As a restoration project, car 1202 must be put back together as close as possible to its original state, using original materials.
However, sometimes that simply cannot be done.
"The fir for the frame, at the time, was available in gigantic lengths," notes Zech.
"This original beam is 70 feet long, but rarely are there trees now that big, you would have to go into old-growth Douglas fir forests to cut down something that length. Protesters would be very upset. Trees just don't get that big now, so we have to replace it in sections."
With the wooden lighting fixtures, there was an even greater problem.
None had survived, so old-time craftsmanship made room for the new-fangled art of 3D printing.
By carefully following images from ancient photos, exact replicas were produced layer by layer and will be installed in the carriage, the ultimate construction blend of future and past.
Like his co-worker, Zech is amazed at the skill of those old-time craftsmen at Montreal's Angus Shops.
"Everything is joined together with some kind of mechanical wood joinery," he says.
"This wasn't then screwed together, they didn't need screws. The men that built this were master craftsmen. Even after 112 years, you can't put a piece of paper between the joints."
The future of car 1202 is undoubtedly in safe hands.
But its legacy goes beyond the bygone skills of master craftsmen.

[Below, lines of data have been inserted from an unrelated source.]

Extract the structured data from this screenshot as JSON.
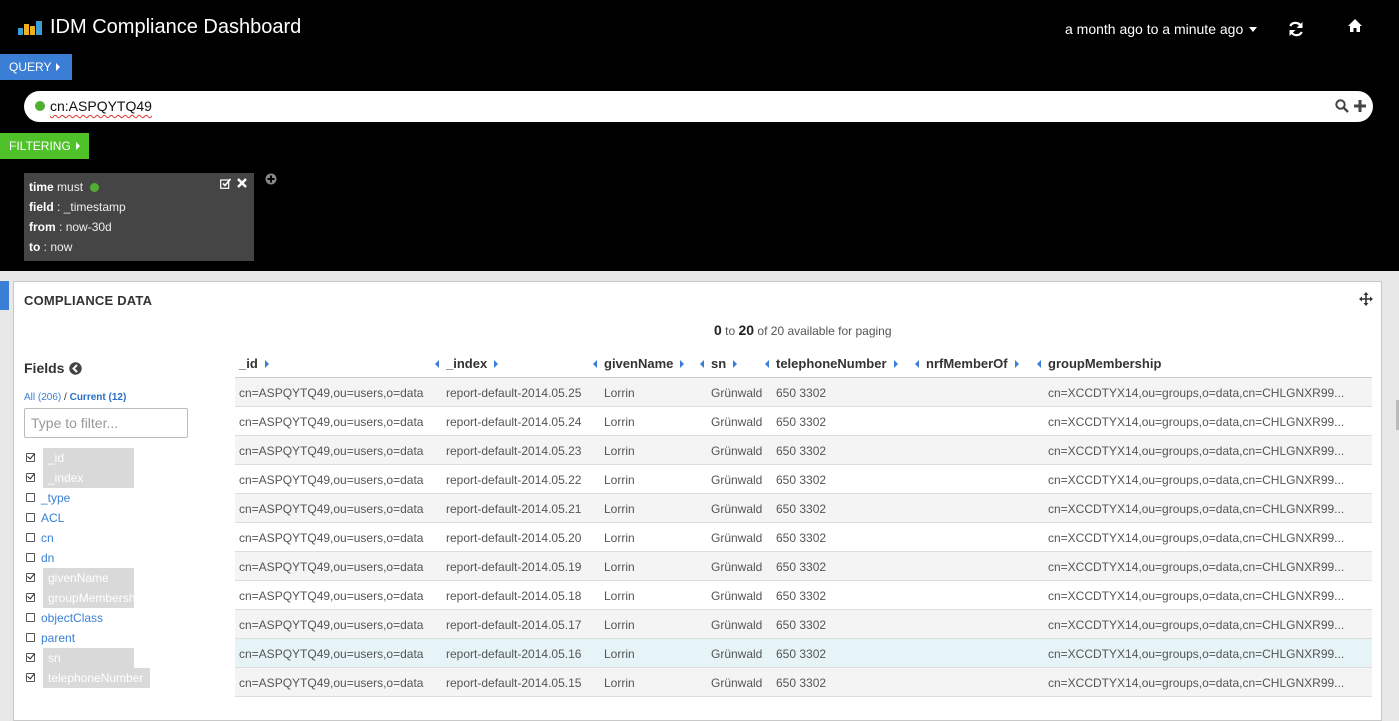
{
  "header": {
    "title": "IDM Compliance Dashboard",
    "time_range": "a month ago to a minute ago",
    "icons": {
      "logo": "bar-chart-logo",
      "refresh": "refresh-icon",
      "home": "home-icon"
    }
  },
  "query": {
    "tab_label": "QUERY",
    "value": "cn:ASPQYTQ49",
    "status_color": "#4fb030"
  },
  "filtering": {
    "tab_label": "FILTERING",
    "filter": {
      "type_key": "time",
      "mode": "must",
      "field_key": "field",
      "field_value": "_timestamp",
      "from_key": "from",
      "from_value": "now-30d",
      "to_key": "to",
      "to_value": "now"
    }
  },
  "panel": {
    "title": "COMPLIANCE DATA",
    "paging": {
      "from": "0",
      "to_word": "to",
      "to": "20",
      "suffix": "of 20 available for paging"
    }
  },
  "fields": {
    "title": "Fields",
    "tab_all": "All (206)",
    "separator": "/",
    "tab_current": "Current (12)",
    "filter_placeholder": "Type to filter...",
    "items": [
      {
        "name": "_id",
        "checked": true
      },
      {
        "name": "_index",
        "checked": true
      },
      {
        "name": "_type",
        "checked": false
      },
      {
        "name": "ACL",
        "checked": false
      },
      {
        "name": "cn",
        "checked": false
      },
      {
        "name": "dn",
        "checked": false
      },
      {
        "name": "givenName",
        "checked": true
      },
      {
        "name": "groupMembership",
        "checked": true
      },
      {
        "name": "objectClass",
        "checked": false
      },
      {
        "name": "parent",
        "checked": false
      },
      {
        "name": "sn",
        "checked": true
      },
      {
        "name": "telephoneNumber",
        "checked": true
      }
    ]
  },
  "table": {
    "columns": [
      "_id",
      "_index",
      "givenName",
      "sn",
      "telephoneNumber",
      "nrfMemberOf",
      "groupMembership"
    ],
    "rows": [
      [
        "cn=ASPQYTQ49,ou=users,o=data",
        "report-default-2014.05.25",
        "Lorrin",
        "Grünwald",
        "650 3302",
        "",
        "cn=XCCDTYX14,ou=groups,o=data,cn=CHLGNXR99..."
      ],
      [
        "cn=ASPQYTQ49,ou=users,o=data",
        "report-default-2014.05.24",
        "Lorrin",
        "Grünwald",
        "650 3302",
        "",
        "cn=XCCDTYX14,ou=groups,o=data,cn=CHLGNXR99..."
      ],
      [
        "cn=ASPQYTQ49,ou=users,o=data",
        "report-default-2014.05.23",
        "Lorrin",
        "Grünwald",
        "650 3302",
        "",
        "cn=XCCDTYX14,ou=groups,o=data,cn=CHLGNXR99..."
      ],
      [
        "cn=ASPQYTQ49,ou=users,o=data",
        "report-default-2014.05.22",
        "Lorrin",
        "Grünwald",
        "650 3302",
        "",
        "cn=XCCDTYX14,ou=groups,o=data,cn=CHLGNXR99..."
      ],
      [
        "cn=ASPQYTQ49,ou=users,o=data",
        "report-default-2014.05.21",
        "Lorrin",
        "Grünwald",
        "650 3302",
        "",
        "cn=XCCDTYX14,ou=groups,o=data,cn=CHLGNXR99..."
      ],
      [
        "cn=ASPQYTQ49,ou=users,o=data",
        "report-default-2014.05.20",
        "Lorrin",
        "Grünwald",
        "650 3302",
        "",
        "cn=XCCDTYX14,ou=groups,o=data,cn=CHLGNXR99..."
      ],
      [
        "cn=ASPQYTQ49,ou=users,o=data",
        "report-default-2014.05.19",
        "Lorrin",
        "Grünwald",
        "650 3302",
        "",
        "cn=XCCDTYX14,ou=groups,o=data,cn=CHLGNXR99..."
      ],
      [
        "cn=ASPQYTQ49,ou=users,o=data",
        "report-default-2014.05.18",
        "Lorrin",
        "Grünwald",
        "650 3302",
        "",
        "cn=XCCDTYX14,ou=groups,o=data,cn=CHLGNXR99..."
      ],
      [
        "cn=ASPQYTQ49,ou=users,o=data",
        "report-default-2014.05.17",
        "Lorrin",
        "Grünwald",
        "650 3302",
        "",
        "cn=XCCDTYX14,ou=groups,o=data,cn=CHLGNXR99..."
      ],
      [
        "cn=ASPQYTQ49,ou=users,o=data",
        "report-default-2014.05.16",
        "Lorrin",
        "Grünwald",
        "650 3302",
        "",
        "cn=XCCDTYX14,ou=groups,o=data,cn=CHLGNXR99..."
      ],
      [
        "cn=ASPQYTQ49,ou=users,o=data",
        "report-default-2014.05.15",
        "Lorrin",
        "Grünwald",
        "650 3302",
        "",
        "cn=XCCDTYX14,ou=groups,o=data,cn=CHLGNXR99..."
      ]
    ],
    "highlighted_row": 9
  }
}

It's also a legacy of the immigrants that would ultimately forge this country.
Heritage Park CEO Alida Visbach understands its place in history.
Her parents made that cross-prairie trip, after arriving from the Netherlands.
"This means a lot to me personally because I am first generation Canadian," she says.
"My parents came to Pier 21 in Halifax and then they travelled on one of these cars.
"But, also the importance of this story right now to Canadians is incredible," she adds.
"We are a country of immigrants, and I think that is why this story is so important today. We want to show that in a tangible way. It makes it real for everybody and reminds us what it means to be Canadian."
By the summer of next year, thanks to Willie and Zech, car 1202 will be reborn and on permanent display.
She deserves her rest and due admiration at Heritage Park.
Yet her legacy, and what that means to would-be future Canadian immigrants contemplating their own daunting journey westward, rolls onward.
Lit as a beacon.
Car 1202 faces another long year of restoration but the story of which she is part will be celebrated nationally this summer, starting at Calgary's Heritage Park.
Launching at the park on 1 Jul 2017 a replica section of the car will be the backdrop for a stage play, showcasing the trials and tribulations of those who made that fraught rail journey across the Canadian Prairie.
Calgary's Quest Theatre actors will play individuals thrown together on a Colonist car in the early part of the 20th century.
While taking in the play, Calgarians will also be able to glimpse the on-going restoration work on the original car 1202.
After a few weeks in Calgary, the exhibit, along with the local actors, will travel to Halifax's Pier 21 to perform.
The ensemble and a related exhibit gradually make their way westward, ending up in Vancouver at the end of 2017.
"We will have the visible restoration of car 1202 for the public to see and also, on 1 Jul 2017 we will be cutting the ribbon on an exhibit that we will later take across the country, replicating the sense and feel of this Colonist car and the story it tells," said Park CEO Alida Visbach.
The project has been made possible with the support of The Bank of Montreal, the Alberta government, the City of Calgary, and local philanthropist Joan Snyder.
Learn more about Heritage Park and their Canadian Pacific Railway exhibits in this article.